*Problem:* The word "this" occurs in some lines of the listing. Copy those lines.

*Dataset records:*
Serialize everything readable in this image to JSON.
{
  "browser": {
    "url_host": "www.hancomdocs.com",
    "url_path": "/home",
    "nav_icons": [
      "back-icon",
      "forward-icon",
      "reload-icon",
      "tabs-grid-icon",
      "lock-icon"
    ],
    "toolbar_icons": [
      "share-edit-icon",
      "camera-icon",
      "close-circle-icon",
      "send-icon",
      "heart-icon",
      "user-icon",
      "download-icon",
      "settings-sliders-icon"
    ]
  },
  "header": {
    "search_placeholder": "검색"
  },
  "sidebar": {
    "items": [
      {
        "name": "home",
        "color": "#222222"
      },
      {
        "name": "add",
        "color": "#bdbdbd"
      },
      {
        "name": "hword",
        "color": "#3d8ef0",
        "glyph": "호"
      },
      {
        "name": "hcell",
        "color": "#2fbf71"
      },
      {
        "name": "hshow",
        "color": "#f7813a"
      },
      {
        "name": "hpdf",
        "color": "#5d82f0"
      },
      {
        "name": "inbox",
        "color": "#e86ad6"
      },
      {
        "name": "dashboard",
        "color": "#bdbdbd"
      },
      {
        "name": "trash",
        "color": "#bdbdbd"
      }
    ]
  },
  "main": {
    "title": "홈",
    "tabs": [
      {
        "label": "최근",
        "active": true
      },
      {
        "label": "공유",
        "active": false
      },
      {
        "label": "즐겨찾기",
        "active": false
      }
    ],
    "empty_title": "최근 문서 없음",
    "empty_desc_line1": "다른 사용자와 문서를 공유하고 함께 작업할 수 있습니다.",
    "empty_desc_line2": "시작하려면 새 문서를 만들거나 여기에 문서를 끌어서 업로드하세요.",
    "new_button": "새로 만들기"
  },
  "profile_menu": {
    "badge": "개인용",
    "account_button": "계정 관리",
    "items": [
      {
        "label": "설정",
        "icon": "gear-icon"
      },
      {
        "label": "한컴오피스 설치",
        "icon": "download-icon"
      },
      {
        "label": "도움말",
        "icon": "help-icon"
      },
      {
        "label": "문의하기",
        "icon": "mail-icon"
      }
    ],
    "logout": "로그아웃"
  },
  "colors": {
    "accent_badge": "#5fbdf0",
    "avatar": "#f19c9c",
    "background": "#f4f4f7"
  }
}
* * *
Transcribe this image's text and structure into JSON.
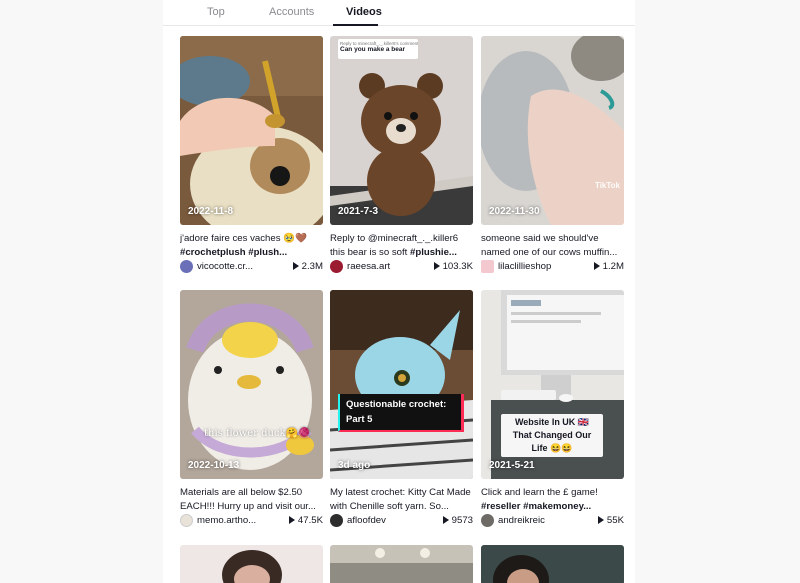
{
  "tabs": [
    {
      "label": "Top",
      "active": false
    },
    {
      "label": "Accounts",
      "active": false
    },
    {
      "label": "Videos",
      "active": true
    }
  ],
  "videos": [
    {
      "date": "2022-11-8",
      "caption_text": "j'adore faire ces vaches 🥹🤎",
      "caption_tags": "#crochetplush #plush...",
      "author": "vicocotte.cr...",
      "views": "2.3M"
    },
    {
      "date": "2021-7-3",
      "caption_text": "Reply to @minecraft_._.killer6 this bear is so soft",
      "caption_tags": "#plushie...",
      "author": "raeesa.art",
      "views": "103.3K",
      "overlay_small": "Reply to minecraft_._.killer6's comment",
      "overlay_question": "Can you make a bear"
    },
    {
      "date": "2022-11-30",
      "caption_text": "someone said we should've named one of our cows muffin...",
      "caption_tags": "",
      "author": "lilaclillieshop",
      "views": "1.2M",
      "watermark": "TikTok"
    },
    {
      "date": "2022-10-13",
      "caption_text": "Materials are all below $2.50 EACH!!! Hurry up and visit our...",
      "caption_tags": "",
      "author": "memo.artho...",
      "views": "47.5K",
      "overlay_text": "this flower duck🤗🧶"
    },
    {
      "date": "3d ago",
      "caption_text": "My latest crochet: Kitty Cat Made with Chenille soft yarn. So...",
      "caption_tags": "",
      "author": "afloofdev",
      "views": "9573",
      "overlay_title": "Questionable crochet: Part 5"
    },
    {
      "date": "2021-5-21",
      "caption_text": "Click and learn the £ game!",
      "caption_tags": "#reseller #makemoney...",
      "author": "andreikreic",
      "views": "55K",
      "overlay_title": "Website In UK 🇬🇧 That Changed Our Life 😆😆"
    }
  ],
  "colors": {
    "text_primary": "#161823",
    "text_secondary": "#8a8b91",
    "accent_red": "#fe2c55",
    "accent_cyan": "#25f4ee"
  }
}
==
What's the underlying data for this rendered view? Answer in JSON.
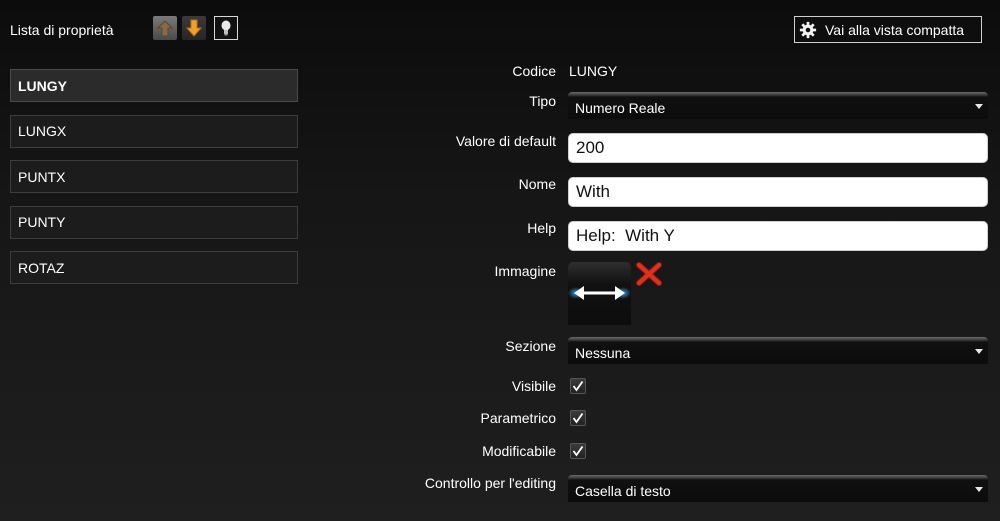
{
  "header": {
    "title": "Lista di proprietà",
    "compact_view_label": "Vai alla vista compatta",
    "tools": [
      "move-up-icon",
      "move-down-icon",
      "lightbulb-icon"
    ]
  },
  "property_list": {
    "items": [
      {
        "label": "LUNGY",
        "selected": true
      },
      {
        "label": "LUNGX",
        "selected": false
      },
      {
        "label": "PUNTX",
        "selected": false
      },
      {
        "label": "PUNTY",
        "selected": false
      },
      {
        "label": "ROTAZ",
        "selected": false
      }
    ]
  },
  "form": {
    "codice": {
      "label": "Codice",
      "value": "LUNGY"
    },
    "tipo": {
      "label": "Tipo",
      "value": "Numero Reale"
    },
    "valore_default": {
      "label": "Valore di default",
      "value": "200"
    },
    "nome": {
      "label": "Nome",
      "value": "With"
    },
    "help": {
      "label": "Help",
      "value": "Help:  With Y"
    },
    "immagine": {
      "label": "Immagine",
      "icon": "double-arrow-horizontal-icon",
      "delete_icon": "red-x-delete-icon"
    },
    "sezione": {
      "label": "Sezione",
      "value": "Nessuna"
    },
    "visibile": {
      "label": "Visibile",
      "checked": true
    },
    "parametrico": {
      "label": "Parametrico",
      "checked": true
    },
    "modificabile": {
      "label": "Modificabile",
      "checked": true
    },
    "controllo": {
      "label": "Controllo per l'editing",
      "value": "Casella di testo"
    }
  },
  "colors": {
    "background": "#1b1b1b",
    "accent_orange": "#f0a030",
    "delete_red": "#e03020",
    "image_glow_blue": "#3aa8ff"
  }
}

*Answer space:*
Serialize everything readable in this image to JSON.
Transcribe this image's text and structure into JSON.
      "caption_text": "Reply to @minecraft_._.killer6 this bear is so soft",
      "overlay_text": "this flower duck🤗🧶"
What's the underlying data for this rendered view? Answer in JSON.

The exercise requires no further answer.